**Record set**
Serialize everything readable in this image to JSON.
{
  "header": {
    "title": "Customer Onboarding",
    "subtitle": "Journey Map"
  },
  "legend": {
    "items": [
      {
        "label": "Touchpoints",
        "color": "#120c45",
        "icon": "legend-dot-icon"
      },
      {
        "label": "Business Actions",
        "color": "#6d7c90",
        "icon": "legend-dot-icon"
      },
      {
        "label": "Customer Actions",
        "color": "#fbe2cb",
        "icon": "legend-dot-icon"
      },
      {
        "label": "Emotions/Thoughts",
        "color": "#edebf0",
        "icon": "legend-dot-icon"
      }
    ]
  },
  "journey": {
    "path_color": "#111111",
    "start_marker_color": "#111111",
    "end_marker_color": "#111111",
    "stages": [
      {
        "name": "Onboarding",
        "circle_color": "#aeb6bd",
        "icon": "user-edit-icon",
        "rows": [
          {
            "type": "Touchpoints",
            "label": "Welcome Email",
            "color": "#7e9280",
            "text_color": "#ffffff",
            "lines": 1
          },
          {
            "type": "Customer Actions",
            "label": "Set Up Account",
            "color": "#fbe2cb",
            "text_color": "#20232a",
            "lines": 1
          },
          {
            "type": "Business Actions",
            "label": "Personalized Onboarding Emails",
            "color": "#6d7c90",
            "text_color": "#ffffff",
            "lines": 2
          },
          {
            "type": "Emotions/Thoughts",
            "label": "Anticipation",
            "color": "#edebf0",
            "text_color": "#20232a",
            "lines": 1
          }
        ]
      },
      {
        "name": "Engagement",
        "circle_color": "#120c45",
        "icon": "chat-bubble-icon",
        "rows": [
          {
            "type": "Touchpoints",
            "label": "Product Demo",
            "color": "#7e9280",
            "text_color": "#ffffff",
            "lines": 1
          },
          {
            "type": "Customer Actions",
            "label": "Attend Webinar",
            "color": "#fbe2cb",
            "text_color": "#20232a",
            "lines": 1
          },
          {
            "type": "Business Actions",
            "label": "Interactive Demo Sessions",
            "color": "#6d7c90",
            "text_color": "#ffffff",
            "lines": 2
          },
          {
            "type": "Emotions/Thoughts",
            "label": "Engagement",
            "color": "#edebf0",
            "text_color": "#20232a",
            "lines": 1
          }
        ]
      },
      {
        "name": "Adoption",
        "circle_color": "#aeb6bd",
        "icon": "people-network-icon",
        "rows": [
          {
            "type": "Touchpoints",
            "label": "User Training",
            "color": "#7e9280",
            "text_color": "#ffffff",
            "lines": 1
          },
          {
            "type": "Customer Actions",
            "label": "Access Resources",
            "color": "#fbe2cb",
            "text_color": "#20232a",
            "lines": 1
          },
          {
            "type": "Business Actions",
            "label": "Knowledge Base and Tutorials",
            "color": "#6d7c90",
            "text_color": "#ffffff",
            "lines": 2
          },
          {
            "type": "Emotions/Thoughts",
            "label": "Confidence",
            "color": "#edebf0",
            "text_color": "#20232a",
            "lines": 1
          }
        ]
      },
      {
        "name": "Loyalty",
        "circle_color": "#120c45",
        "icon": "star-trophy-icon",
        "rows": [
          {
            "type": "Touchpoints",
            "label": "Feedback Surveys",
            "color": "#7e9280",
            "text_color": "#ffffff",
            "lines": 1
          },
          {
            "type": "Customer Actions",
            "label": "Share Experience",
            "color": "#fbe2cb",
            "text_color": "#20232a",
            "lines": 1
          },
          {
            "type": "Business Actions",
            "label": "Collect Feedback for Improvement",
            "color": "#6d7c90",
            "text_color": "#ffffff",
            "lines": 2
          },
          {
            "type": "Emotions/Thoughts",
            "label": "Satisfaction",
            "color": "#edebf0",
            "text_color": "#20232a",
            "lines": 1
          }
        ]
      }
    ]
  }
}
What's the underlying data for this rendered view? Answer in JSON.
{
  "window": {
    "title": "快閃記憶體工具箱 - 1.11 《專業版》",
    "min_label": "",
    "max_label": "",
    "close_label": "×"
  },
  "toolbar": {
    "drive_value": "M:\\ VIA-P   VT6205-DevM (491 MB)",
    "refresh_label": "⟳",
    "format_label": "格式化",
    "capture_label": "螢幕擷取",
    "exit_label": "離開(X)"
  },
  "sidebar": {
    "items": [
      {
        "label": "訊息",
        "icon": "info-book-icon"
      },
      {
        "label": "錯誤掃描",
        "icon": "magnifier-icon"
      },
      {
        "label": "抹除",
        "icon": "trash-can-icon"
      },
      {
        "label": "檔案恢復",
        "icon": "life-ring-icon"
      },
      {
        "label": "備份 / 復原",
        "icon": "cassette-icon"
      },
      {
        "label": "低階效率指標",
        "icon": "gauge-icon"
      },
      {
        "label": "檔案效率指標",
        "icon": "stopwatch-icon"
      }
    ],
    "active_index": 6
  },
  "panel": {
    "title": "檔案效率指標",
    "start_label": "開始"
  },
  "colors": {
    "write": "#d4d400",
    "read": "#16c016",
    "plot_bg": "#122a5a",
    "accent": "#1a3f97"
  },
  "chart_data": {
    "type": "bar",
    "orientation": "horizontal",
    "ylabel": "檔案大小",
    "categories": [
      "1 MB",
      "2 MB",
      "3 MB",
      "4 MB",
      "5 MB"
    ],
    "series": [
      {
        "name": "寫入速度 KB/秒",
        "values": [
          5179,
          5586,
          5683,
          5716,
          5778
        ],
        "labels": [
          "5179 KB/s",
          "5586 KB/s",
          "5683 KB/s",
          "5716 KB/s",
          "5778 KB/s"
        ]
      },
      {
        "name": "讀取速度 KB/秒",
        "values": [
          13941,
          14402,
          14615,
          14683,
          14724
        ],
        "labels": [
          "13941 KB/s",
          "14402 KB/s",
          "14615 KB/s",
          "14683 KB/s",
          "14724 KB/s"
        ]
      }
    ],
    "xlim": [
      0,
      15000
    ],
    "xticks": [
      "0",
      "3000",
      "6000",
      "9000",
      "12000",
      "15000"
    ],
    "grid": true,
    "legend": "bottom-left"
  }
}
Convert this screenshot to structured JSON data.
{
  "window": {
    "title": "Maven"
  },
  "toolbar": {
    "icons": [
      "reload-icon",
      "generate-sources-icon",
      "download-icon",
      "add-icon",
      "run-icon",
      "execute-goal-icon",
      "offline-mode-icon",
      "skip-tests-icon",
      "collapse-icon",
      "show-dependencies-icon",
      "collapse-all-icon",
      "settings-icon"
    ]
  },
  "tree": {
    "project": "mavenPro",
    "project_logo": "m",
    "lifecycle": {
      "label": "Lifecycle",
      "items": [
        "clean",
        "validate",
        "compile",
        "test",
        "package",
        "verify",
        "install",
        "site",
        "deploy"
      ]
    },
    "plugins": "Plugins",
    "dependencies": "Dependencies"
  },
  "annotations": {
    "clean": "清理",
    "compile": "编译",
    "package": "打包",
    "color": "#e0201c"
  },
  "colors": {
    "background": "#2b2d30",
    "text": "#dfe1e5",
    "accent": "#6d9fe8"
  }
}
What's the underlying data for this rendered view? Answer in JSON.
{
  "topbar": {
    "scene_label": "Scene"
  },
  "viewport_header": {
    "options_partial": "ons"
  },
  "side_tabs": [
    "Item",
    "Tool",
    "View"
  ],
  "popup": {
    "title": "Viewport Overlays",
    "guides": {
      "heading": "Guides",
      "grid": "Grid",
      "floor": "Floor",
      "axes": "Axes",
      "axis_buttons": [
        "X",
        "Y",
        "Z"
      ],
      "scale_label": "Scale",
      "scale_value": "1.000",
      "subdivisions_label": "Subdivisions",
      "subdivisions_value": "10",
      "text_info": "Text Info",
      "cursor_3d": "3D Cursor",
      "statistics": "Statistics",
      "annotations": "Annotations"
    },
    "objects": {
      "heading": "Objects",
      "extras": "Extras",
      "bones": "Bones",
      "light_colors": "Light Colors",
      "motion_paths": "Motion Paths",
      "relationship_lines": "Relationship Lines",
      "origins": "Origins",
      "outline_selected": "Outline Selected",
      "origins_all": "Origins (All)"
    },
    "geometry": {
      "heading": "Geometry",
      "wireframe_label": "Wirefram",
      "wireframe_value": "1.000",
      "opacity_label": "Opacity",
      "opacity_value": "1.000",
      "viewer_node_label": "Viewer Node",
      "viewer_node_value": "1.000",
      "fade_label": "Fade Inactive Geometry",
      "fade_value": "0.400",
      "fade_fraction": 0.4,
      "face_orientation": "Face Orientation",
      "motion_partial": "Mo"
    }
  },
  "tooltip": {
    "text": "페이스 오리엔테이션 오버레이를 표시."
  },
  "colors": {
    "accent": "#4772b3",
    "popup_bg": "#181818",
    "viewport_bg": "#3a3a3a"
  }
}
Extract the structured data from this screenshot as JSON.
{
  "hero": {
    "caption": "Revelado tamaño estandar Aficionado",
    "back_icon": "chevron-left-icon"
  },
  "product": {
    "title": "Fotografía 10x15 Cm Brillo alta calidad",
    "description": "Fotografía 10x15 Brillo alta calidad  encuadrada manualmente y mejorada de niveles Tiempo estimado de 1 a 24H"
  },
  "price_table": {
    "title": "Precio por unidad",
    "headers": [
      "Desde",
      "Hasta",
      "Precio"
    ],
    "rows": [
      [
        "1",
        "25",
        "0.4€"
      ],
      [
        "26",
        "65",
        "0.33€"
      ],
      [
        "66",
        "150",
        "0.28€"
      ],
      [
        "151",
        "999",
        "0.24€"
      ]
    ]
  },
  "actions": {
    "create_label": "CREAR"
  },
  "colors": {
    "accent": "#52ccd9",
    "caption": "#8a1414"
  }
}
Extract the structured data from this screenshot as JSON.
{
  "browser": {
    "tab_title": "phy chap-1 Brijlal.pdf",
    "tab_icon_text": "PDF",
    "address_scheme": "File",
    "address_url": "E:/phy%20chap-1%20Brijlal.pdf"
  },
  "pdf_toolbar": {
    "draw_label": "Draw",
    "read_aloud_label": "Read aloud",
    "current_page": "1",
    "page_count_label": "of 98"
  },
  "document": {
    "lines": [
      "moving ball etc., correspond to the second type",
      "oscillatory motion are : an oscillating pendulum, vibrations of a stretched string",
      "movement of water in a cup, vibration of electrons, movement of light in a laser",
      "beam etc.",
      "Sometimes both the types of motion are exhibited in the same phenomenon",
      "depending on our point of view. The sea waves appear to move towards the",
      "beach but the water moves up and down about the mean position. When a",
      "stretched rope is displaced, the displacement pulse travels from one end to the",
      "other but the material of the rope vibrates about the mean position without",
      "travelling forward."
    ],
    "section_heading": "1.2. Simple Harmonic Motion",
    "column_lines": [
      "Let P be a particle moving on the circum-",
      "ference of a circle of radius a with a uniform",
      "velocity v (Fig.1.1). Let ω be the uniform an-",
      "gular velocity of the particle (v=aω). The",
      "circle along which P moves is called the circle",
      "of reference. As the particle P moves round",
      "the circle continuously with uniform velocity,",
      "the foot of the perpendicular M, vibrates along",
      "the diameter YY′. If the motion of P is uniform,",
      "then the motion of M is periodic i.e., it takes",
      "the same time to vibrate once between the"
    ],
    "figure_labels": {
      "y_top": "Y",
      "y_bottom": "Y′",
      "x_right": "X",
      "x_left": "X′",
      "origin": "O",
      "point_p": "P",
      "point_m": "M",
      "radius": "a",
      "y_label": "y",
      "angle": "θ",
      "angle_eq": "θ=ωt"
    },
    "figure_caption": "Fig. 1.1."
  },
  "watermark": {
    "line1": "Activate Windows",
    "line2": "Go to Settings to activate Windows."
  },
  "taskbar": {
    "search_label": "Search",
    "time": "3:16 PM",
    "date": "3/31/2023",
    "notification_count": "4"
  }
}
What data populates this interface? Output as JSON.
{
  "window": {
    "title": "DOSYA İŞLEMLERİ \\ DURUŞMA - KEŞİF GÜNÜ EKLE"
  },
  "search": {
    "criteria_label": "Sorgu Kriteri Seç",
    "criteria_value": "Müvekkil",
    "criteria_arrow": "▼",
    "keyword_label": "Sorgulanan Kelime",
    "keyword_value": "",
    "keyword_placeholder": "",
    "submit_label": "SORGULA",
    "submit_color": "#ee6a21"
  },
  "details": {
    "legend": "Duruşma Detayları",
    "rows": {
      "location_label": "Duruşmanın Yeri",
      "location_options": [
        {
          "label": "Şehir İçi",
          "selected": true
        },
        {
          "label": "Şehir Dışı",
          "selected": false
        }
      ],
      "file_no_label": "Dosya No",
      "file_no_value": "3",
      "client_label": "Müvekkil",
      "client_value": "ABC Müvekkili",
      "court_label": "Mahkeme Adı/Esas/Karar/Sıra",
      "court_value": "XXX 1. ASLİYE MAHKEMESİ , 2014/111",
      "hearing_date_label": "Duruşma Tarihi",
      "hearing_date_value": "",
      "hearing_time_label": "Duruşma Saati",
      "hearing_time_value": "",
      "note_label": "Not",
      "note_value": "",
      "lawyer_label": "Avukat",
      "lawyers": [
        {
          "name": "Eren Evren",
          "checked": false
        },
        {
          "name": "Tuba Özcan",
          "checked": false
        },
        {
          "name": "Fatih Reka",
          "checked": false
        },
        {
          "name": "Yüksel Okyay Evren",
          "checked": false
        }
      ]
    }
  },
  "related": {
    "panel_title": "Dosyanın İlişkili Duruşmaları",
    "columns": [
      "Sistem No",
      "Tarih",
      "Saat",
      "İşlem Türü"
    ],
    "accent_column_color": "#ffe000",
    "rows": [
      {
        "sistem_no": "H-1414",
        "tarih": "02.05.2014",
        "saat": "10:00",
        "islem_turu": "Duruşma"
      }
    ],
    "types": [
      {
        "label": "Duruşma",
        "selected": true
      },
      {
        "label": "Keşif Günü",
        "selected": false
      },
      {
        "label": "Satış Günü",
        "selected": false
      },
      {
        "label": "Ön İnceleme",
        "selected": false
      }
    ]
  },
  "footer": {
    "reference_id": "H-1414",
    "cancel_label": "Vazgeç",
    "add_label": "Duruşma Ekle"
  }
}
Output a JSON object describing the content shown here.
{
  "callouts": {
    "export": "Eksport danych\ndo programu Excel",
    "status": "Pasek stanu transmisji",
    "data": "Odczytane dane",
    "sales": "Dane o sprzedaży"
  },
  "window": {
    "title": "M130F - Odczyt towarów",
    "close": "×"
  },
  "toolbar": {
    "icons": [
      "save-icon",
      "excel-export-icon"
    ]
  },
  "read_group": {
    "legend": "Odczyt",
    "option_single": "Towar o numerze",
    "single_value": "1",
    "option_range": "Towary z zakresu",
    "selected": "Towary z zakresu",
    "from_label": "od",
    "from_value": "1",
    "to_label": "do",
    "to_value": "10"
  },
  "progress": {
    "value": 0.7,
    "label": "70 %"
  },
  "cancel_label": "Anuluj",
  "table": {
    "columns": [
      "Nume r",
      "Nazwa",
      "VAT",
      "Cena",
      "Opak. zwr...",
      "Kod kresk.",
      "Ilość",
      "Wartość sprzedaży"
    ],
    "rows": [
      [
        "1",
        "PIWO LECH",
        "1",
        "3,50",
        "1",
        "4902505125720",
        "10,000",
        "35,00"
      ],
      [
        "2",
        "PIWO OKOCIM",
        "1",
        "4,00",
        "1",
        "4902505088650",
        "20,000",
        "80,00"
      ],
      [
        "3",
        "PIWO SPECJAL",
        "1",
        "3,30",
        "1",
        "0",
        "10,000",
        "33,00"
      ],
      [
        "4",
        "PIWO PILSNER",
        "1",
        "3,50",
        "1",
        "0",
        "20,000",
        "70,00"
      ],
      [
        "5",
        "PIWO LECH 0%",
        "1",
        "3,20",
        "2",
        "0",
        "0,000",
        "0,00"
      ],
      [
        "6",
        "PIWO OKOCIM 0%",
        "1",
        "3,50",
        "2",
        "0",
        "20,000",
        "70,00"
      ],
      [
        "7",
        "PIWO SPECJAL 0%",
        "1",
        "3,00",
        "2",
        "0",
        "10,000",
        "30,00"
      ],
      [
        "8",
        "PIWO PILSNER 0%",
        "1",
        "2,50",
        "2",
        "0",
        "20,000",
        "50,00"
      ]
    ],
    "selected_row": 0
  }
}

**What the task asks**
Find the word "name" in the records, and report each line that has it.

**Answer box**
        "name": "Onboarding",
        "name": "Engagement",
        "name": "Adoption",
        "name": "Loyalty",
        "name": "寫入速度 KB/秒",
        "name": "讀取速度 KB/秒",
          "name": "Eren Evren",
          "name": "Tuba Özcan",
          "name": "Fatih Reka",
          "name": "Yüksel Okyay Evren",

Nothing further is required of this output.